━━━ The data

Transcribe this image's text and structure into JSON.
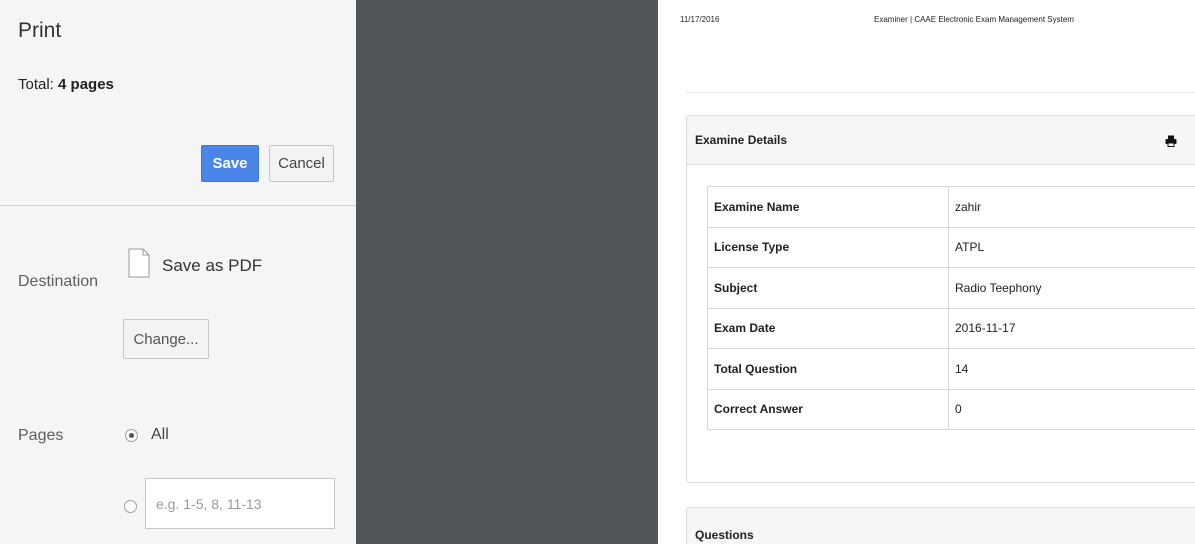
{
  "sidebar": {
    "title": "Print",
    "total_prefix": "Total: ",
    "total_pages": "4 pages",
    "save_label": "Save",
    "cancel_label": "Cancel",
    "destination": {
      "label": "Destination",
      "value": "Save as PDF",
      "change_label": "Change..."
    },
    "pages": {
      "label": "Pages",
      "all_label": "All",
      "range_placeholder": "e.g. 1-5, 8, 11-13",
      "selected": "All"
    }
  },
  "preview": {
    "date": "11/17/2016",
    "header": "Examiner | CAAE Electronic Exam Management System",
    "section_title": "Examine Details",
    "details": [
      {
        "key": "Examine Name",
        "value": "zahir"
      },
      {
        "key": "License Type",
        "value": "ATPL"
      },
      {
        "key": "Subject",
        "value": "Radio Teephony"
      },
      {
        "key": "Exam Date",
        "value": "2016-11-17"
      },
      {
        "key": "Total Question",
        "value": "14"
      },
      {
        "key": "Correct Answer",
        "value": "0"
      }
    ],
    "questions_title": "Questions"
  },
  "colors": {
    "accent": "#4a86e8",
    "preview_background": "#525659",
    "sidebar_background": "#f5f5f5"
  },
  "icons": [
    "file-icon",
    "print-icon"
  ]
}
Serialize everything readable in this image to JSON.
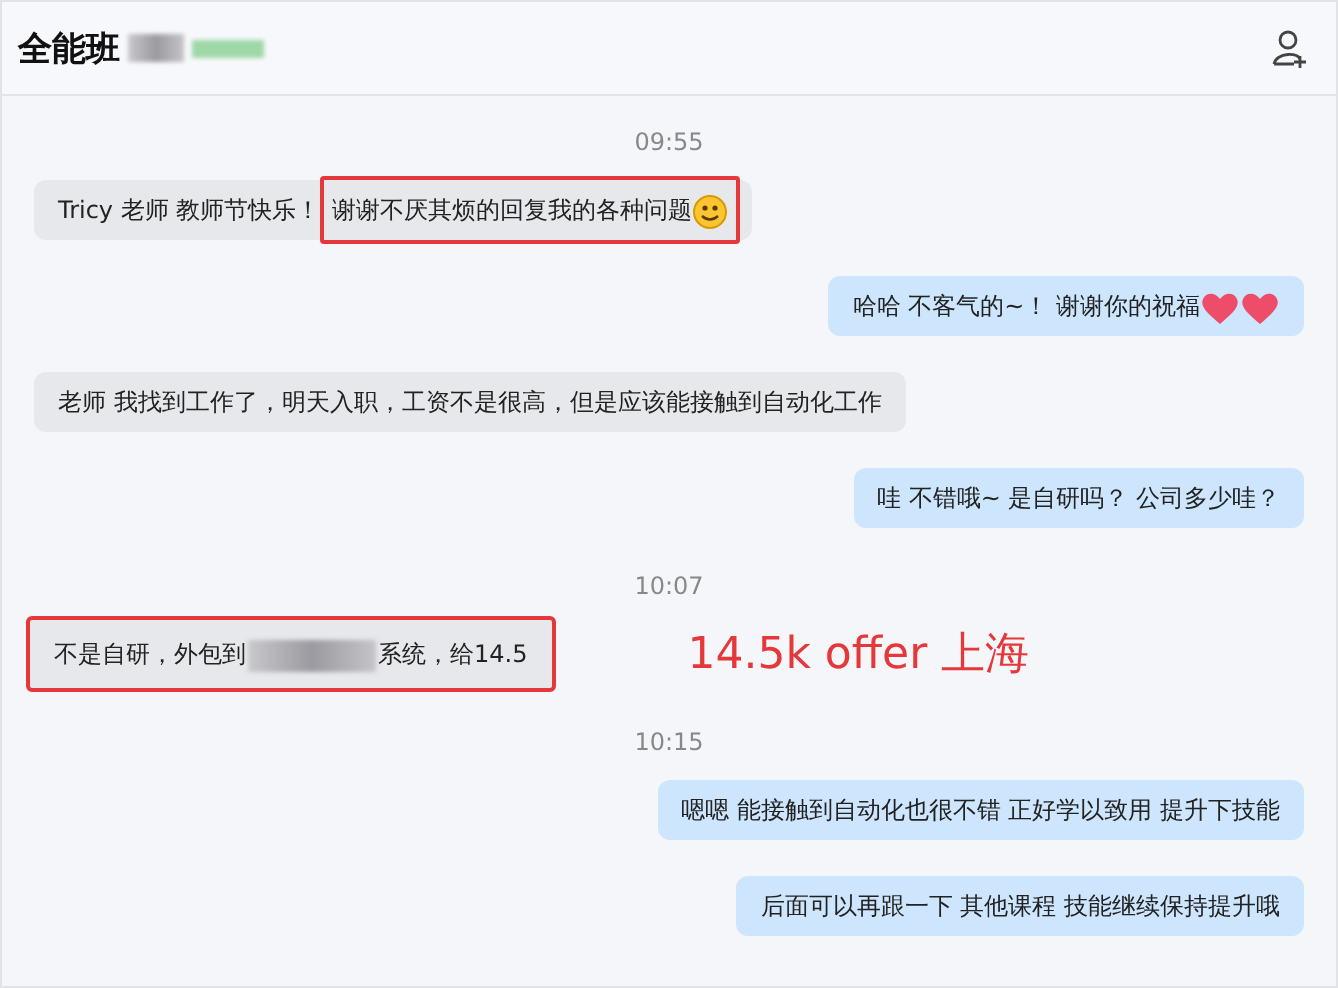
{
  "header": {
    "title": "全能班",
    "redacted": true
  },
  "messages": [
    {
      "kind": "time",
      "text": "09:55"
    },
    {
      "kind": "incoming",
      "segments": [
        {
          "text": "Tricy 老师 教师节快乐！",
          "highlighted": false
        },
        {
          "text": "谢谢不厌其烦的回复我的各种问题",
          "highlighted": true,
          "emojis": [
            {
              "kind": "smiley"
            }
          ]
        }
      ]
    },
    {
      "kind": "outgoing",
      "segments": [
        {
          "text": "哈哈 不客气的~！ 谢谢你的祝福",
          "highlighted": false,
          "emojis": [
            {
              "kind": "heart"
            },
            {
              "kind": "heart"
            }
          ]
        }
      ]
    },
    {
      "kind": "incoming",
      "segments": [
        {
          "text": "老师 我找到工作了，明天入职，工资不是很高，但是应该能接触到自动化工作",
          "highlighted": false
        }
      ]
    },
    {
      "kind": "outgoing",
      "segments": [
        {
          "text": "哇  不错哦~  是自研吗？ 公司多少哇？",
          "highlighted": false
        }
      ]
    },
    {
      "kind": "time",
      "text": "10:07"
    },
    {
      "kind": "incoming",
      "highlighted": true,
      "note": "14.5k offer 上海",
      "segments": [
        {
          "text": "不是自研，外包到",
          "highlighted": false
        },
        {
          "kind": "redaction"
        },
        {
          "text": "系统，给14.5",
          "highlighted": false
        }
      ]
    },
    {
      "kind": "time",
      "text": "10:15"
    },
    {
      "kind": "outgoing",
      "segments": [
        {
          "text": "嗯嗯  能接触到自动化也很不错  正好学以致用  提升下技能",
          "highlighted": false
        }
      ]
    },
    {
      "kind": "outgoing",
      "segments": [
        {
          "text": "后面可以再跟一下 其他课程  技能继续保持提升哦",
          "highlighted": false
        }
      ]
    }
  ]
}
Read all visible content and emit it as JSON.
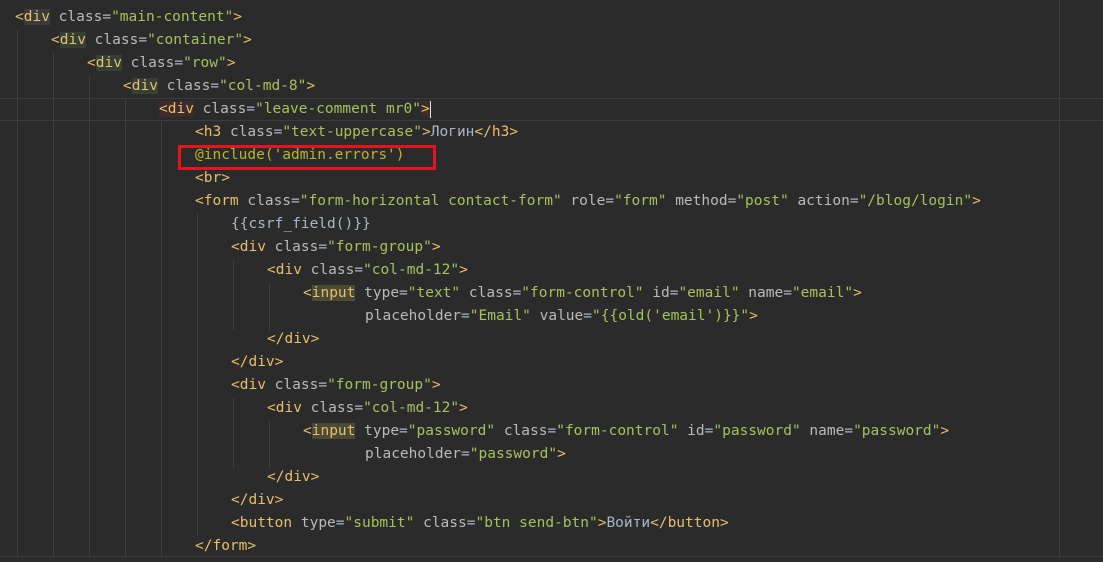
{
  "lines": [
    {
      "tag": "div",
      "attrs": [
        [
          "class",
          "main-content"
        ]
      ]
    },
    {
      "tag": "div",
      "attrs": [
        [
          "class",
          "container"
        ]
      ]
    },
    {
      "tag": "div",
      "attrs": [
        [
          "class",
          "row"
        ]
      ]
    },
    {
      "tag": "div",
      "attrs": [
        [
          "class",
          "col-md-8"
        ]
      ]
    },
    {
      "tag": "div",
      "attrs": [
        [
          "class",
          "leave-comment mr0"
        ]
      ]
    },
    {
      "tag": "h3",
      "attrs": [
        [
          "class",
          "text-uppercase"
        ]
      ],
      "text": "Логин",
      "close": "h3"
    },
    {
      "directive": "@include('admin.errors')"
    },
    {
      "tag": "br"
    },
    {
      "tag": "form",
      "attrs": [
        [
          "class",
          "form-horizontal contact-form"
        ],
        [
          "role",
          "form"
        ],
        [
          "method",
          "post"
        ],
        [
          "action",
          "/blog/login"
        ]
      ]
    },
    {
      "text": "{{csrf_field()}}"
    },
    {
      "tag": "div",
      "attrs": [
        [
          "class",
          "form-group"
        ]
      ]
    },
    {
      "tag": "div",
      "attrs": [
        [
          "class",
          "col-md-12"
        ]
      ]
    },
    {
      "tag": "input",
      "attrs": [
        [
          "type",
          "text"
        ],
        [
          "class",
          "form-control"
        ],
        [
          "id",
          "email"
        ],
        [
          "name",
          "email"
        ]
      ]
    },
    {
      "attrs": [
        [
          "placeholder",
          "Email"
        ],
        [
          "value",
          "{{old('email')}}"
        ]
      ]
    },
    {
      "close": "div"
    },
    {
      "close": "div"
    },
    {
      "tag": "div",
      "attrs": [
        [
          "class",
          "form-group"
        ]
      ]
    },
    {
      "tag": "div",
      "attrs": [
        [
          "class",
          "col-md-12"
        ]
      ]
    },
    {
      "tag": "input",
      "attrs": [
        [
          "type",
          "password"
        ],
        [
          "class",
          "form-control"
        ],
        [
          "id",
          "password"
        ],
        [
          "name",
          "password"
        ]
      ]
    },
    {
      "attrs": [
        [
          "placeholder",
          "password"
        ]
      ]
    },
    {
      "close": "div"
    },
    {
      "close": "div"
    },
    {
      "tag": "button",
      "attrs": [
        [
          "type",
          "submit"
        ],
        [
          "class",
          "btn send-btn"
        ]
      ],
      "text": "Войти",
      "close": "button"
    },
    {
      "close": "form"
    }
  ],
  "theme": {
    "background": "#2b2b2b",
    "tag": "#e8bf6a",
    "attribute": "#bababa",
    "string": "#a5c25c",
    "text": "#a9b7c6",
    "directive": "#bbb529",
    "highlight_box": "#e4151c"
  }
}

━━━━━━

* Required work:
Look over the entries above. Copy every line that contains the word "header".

* Your response:
    "header": "Examiner | CAAE Electronic Exam Management System",
  "header": {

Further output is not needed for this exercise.